__WORK REQUEST__
All entries below are to be copied precisely as they appear.

(Saved data entries)
★ ★ ★

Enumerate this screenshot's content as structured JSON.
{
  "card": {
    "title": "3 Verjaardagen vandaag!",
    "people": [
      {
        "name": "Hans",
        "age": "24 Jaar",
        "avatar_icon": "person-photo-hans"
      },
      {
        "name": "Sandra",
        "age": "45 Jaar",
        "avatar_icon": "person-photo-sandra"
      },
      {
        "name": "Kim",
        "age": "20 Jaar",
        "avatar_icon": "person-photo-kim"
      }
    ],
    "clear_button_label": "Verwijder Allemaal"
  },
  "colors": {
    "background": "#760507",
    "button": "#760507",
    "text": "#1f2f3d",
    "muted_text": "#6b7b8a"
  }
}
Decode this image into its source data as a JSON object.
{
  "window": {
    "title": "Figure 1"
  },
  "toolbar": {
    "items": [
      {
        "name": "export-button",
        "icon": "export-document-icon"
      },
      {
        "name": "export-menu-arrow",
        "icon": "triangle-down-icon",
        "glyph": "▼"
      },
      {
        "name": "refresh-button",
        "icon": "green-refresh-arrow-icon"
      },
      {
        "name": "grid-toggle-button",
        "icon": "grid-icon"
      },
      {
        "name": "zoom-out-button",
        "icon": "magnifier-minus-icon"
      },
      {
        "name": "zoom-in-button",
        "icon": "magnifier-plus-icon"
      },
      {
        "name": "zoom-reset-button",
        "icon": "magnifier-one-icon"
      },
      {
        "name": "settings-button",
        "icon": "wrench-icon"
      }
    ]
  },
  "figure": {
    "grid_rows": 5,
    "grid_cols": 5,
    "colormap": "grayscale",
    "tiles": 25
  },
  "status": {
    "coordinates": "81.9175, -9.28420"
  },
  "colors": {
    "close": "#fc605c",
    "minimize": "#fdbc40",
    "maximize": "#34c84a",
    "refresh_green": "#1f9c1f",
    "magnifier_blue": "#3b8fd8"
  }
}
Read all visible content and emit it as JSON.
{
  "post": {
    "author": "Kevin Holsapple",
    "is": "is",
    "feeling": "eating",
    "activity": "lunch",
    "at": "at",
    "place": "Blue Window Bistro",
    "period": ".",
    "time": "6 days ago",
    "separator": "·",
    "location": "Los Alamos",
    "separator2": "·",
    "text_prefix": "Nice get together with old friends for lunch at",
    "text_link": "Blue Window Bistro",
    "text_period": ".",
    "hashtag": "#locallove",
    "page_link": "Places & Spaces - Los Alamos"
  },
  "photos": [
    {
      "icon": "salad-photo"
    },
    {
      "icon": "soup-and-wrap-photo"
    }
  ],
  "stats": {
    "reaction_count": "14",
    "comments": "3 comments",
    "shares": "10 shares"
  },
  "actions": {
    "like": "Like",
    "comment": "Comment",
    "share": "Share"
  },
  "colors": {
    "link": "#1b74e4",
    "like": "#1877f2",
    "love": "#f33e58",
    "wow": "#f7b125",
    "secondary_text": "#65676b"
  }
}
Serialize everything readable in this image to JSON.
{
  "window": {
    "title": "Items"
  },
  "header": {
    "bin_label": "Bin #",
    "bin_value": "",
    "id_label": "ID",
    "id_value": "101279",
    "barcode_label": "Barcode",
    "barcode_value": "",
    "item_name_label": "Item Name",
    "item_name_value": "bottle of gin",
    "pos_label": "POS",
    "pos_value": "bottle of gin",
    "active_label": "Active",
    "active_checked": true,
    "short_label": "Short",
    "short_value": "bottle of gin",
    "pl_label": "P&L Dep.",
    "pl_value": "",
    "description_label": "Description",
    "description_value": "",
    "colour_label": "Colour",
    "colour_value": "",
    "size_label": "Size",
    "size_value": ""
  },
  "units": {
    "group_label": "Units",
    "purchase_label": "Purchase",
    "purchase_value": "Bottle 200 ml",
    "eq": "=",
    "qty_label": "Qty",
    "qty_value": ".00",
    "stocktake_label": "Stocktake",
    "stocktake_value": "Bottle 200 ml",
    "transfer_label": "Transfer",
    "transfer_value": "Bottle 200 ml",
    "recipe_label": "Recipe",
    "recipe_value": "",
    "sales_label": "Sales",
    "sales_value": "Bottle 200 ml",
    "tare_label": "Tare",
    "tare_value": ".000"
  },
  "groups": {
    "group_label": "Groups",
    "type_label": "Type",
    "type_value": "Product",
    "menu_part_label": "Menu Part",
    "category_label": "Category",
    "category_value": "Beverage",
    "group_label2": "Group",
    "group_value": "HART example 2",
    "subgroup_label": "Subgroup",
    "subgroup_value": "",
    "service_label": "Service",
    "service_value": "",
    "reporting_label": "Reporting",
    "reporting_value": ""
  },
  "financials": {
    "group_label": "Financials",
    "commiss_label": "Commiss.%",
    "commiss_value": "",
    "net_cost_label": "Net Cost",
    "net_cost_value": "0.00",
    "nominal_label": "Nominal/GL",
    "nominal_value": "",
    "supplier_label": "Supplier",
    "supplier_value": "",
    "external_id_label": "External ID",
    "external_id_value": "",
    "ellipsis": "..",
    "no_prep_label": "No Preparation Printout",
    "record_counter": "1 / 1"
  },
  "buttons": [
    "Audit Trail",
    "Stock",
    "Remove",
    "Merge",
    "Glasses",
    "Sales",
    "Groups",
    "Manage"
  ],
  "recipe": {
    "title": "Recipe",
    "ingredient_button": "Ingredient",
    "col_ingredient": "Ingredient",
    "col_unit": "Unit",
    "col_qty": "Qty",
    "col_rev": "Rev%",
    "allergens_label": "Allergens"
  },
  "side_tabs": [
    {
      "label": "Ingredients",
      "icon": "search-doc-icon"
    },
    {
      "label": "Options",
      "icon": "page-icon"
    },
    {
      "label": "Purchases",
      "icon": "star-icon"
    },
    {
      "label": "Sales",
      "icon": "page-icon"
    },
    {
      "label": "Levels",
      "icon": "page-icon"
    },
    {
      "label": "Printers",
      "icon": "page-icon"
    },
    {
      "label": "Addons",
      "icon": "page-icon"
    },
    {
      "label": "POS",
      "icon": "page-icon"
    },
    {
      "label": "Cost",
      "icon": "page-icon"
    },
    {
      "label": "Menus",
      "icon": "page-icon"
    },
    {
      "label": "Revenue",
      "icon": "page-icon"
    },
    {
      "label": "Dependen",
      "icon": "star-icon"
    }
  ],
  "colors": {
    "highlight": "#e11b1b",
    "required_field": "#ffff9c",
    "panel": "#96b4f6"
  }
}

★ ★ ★

__SOLVED EXERCISE__
Enumerate this screenshot's content as structured JSON.
{
  "card": {
    "title": "3 Verjaardagen vandaag!",
    "people": [
      {
        "name": "Hans",
        "age": "24 Jaar",
        "avatar_icon": "person-photo-hans"
      },
      {
        "name": "Sandra",
        "age": "45 Jaar",
        "avatar_icon": "person-photo-sandra"
      },
      {
        "name": "Kim",
        "age": "20 Jaar",
        "avatar_icon": "person-photo-kim"
      }
    ],
    "clear_button_label": "Verwijder Allemaal"
  },
  "colors": {
    "background": "#760507",
    "button": "#760507",
    "text": "#1f2f3d",
    "muted_text": "#6b7b8a"
  }
}
Decode this image into its source data as a JSON object.
{
  "window": {
    "title": "Figure 1"
  },
  "toolbar": {
    "items": [
      {
        "name": "export-button",
        "icon": "export-document-icon"
      },
      {
        "name": "export-menu-arrow",
        "icon": "triangle-down-icon",
        "glyph": "▼"
      },
      {
        "name": "refresh-button",
        "icon": "green-refresh-arrow-icon"
      },
      {
        "name": "grid-toggle-button",
        "icon": "grid-icon"
      },
      {
        "name": "zoom-out-button",
        "icon": "magnifier-minus-icon"
      },
      {
        "name": "zoom-in-button",
        "icon": "magnifier-plus-icon"
      },
      {
        "name": "zoom-reset-button",
        "icon": "magnifier-one-icon"
      },
      {
        "name": "settings-button",
        "icon": "wrench-icon"
      }
    ]
  },
  "figure": {
    "grid_rows": 5,
    "grid_cols": 5,
    "colormap": "grayscale",
    "tiles": 25
  },
  "status": {
    "coordinates": "81.9175, -9.28420"
  },
  "colors": {
    "close": "#fc605c",
    "minimize": "#fdbc40",
    "maximize": "#34c84a",
    "refresh_green": "#1f9c1f",
    "magnifier_blue": "#3b8fd8"
  }
}
Read all visible content and emit it as JSON.
{
  "post": {
    "author": "Kevin Holsapple",
    "is": "is",
    "feeling": "eating",
    "activity": "lunch",
    "at": "at",
    "place": "Blue Window Bistro",
    "period": ".",
    "time": "6 days ago",
    "separator": "·",
    "location": "Los Alamos",
    "separator2": "·",
    "text_prefix": "Nice get together with old friends for lunch at",
    "text_link": "Blue Window Bistro",
    "text_period": ".",
    "hashtag": "#locallove",
    "page_link": "Places & Spaces - Los Alamos"
  },
  "photos": [
    {
      "icon": "salad-photo"
    },
    {
      "icon": "soup-and-wrap-photo"
    }
  ],
  "stats": {
    "reaction_count": "14",
    "comments": "3 comments",
    "shares": "10 shares"
  },
  "actions": {
    "like": "Like",
    "comment": "Comment",
    "share": "Share"
  },
  "colors": {
    "link": "#1b74e4",
    "like": "#1877f2",
    "love": "#f33e58",
    "wow": "#f7b125",
    "secondary_text": "#65676b"
  }
}
Serialize everything readable in this image to JSON.
{
  "window": {
    "title": "Items"
  },
  "header": {
    "bin_label": "Bin #",
    "bin_value": "",
    "id_label": "ID",
    "id_value": "101279",
    "barcode_label": "Barcode",
    "barcode_value": "",
    "item_name_label": "Item Name",
    "item_name_value": "bottle of gin",
    "pos_label": "POS",
    "pos_value": "bottle of gin",
    "active_label": "Active",
    "active_checked": true,
    "short_label": "Short",
    "short_value": "bottle of gin",
    "pl_label": "P&L Dep.",
    "pl_value": "",
    "description_label": "Description",
    "description_value": "",
    "colour_label": "Colour",
    "colour_value": "",
    "size_label": "Size",
    "size_value": ""
  },
  "units": {
    "group_label": "Units",
    "purchase_label": "Purchase",
    "purchase_value": "Bottle 200 ml",
    "eq": "=",
    "qty_label": "Qty",
    "qty_value": ".00",
    "stocktake_label": "Stocktake",
    "stocktake_value": "Bottle 200 ml",
    "transfer_label": "Transfer",
    "transfer_value": "Bottle 200 ml",
    "recipe_label": "Recipe",
    "recipe_value": "",
    "sales_label": "Sales",
    "sales_value": "Bottle 200 ml",
    "tare_label": "Tare",
    "tare_value": ".000"
  },
  "groups": {
    "group_label": "Groups",
    "type_label": "Type",
    "type_value": "Product",
    "menu_part_label": "Menu Part",
    "category_label": "Category",
    "category_value": "Beverage",
    "group_label2": "Group",
    "group_value": "HART example 2",
    "subgroup_label": "Subgroup",
    "subgroup_value": "",
    "service_label": "Service",
    "service_value": "",
    "reporting_label": "Reporting",
    "reporting_value": ""
  },
  "financials": {
    "group_label": "Financials",
    "commiss_label": "Commiss.%",
    "commiss_value": "",
    "net_cost_label": "Net Cost",
    "net_cost_value": "0.00",
    "nominal_label": "Nominal/GL",
    "nominal_value": "",
    "supplier_label": "Supplier",
    "supplier_value": "",
    "external_id_label": "External ID",
    "external_id_value": "",
    "ellipsis": "..",
    "no_prep_label": "No Preparation Printout",
    "record_counter": "1 / 1"
  },
  "buttons": [
    "Audit Trail",
    "Stock",
    "Remove",
    "Merge",
    "Glasses",
    "Sales",
    "Groups",
    "Manage"
  ],
  "recipe": {
    "title": "Recipe",
    "ingredient_button": "Ingredient",
    "col_ingredient": "Ingredient",
    "col_unit": "Unit",
    "col_qty": "Qty",
    "col_rev": "Rev%",
    "allergens_label": "Allergens"
  },
  "side_tabs": [
    {
      "label": "Ingredients",
      "icon": "search-doc-icon"
    },
    {
      "label": "Options",
      "icon": "page-icon"
    },
    {
      "label": "Purchases",
      "icon": "star-icon"
    },
    {
      "label": "Sales",
      "icon": "page-icon"
    },
    {
      "label": "Levels",
      "icon": "page-icon"
    },
    {
      "label": "Printers",
      "icon": "page-icon"
    },
    {
      "label": "Addons",
      "icon": "page-icon"
    },
    {
      "label": "POS",
      "icon": "page-icon"
    },
    {
      "label": "Cost",
      "icon": "page-icon"
    },
    {
      "label": "Menus",
      "icon": "page-icon"
    },
    {
      "label": "Revenue",
      "icon": "page-icon"
    },
    {
      "label": "Dependen",
      "icon": "star-icon"
    }
  ],
  "colors": {
    "highlight": "#e11b1b",
    "required_field": "#ffff9c",
    "panel": "#96b4f6"
  }
}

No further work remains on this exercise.